“What could have been,” Mountaineers women’s captain Katie O’Reilly said on Sunday while watching the Misfits romp their way to the women’s title at NCCC. “Losing to the team that wins it by only two points, especially when we were up for the majority of the game, that’s definitely a hard hit. The good thing to take away from this is knowing that we can play at this level. I don’t think that’s ever been an expectation of the Mountaineers women before, but finally now we’ve reached a point where we have the right chemistry with the right players and we belong here.

“It’s not just about winning a consolation championship anymore,” O’Reilly added. “It’s a real expectation now that we can make it to Sunday at the bowl and play for a championship like our boys have.”

The Mountaineers fourth team in the tournament was the men’s social side, which in reality, was the two-time defending champion in that division but its ranks were depleted when many of the top players on the side made the move to the club division team.

Still, the social division squad made a competitive run before ending Saturday’s action with a 1-2 record. The Mountaineers lost their first match 36-3 to the Gamblers, who marched all the way to claim the men’s social division title on Sunday. The loss sent the Mountaineers into the consolation bracket, where they defeated the Rochester Colonials 29-5 in their second game of the day. The win kept the team’s day going into the evening, but a stinging 33-10 setback to the Virginia Cardinals ended the Mountaineers run in this tournament.

“I’d say we had a hard time finding our groove in the first game, trying to find out where to put people so we could compete at our best,” Mountaineers captain Tyler Callahan said. “Once we realized what positions to put guys in, that’s when we started moving forward. We didn’t quit, we competed all the way to the end.
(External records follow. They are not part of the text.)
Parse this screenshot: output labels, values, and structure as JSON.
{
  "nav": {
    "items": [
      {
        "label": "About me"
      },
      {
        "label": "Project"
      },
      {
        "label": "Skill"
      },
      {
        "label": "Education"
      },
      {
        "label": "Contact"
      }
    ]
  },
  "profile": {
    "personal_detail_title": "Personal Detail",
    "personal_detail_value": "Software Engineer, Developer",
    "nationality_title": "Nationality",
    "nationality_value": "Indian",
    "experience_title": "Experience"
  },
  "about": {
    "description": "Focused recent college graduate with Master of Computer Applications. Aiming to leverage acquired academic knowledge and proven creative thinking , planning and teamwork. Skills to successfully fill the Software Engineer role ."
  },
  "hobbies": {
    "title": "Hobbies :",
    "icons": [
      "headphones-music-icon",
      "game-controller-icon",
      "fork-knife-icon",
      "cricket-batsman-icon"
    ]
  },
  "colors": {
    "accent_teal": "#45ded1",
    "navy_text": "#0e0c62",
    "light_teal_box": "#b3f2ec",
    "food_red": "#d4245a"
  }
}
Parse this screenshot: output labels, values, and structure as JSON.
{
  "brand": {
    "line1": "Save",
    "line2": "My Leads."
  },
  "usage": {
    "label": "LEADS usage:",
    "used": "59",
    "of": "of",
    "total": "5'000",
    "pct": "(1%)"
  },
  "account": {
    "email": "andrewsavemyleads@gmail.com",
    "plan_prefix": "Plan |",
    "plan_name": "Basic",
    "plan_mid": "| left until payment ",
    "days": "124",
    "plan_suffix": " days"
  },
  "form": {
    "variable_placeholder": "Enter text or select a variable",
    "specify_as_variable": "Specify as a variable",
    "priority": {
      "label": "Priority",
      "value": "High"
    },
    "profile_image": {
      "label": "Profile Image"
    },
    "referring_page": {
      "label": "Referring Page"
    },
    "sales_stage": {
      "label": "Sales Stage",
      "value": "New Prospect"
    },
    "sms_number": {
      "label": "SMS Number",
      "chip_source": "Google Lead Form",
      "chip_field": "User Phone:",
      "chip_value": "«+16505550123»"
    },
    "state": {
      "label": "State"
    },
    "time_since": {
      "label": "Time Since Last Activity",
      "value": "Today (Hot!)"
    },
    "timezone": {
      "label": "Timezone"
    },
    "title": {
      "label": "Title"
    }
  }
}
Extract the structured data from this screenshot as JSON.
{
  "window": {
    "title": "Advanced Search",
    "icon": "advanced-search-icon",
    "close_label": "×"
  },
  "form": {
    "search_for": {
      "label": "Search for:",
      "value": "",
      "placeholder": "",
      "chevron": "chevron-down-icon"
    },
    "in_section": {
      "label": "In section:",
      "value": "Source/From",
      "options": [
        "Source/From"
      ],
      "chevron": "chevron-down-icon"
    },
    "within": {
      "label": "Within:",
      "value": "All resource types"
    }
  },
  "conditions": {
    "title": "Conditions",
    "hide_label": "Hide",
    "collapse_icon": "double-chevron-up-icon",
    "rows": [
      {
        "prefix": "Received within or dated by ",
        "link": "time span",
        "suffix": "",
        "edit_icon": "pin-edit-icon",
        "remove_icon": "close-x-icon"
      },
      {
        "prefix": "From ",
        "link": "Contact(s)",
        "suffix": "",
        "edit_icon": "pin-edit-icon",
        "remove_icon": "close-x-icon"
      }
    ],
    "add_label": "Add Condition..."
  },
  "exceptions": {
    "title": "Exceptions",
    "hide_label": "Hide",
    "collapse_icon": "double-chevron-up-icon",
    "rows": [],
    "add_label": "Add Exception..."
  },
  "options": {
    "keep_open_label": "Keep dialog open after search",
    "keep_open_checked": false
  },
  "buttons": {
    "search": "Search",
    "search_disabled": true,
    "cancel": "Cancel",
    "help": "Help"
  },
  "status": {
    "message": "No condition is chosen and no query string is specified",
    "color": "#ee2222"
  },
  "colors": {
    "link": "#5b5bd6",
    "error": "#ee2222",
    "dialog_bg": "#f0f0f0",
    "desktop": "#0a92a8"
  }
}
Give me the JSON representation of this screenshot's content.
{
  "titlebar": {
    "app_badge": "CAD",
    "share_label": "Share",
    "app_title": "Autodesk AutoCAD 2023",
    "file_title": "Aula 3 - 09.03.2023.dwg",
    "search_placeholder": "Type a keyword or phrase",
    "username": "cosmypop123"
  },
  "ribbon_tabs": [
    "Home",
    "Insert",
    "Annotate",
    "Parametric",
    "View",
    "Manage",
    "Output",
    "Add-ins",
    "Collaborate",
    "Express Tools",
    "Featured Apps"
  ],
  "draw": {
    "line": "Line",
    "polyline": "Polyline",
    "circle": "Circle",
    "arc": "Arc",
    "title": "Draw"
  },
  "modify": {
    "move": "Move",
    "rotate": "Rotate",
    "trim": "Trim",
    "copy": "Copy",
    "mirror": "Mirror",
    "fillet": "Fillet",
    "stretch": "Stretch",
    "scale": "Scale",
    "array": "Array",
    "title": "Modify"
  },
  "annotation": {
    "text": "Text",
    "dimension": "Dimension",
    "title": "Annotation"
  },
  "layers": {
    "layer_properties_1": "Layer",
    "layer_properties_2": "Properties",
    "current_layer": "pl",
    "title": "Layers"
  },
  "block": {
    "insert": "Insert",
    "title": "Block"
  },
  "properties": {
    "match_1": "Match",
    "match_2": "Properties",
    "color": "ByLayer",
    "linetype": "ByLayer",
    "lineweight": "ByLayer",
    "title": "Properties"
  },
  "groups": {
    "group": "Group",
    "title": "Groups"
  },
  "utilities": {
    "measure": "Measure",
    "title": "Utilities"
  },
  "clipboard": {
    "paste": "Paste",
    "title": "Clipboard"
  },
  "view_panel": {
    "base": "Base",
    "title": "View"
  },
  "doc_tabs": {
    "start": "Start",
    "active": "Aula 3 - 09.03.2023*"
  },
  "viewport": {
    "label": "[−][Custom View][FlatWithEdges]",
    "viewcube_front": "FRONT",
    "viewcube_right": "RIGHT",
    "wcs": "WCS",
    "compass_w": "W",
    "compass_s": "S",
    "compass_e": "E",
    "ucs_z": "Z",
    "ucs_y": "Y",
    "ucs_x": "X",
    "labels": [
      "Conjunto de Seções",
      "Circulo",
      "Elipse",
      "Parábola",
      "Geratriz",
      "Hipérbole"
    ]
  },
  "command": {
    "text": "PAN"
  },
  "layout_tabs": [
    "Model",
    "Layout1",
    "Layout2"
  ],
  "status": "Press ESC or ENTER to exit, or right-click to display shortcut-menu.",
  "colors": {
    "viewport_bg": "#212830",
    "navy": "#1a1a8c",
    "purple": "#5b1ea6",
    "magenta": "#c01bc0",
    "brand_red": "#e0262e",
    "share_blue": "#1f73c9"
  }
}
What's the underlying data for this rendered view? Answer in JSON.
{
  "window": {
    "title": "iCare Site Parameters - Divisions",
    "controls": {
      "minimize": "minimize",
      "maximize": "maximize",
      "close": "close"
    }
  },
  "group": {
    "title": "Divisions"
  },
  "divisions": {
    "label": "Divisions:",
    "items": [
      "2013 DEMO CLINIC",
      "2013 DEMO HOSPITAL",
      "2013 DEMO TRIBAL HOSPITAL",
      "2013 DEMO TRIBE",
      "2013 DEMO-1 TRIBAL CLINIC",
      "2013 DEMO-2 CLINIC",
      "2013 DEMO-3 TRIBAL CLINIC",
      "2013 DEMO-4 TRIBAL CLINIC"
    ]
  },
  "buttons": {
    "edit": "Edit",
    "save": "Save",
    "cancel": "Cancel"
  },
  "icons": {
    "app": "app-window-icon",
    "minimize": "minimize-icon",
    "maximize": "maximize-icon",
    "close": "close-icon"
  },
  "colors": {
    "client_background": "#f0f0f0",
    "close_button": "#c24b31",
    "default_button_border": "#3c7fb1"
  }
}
“It wasn’t the outcome that we wanted,” Callahan continued. “Of course we wanted to go into Sunday, play in the semifinals and ultimately go into the championship, but that’s not always how it works. We realized that. Competitively, we were right where we needed to be the entire day; a good showing.”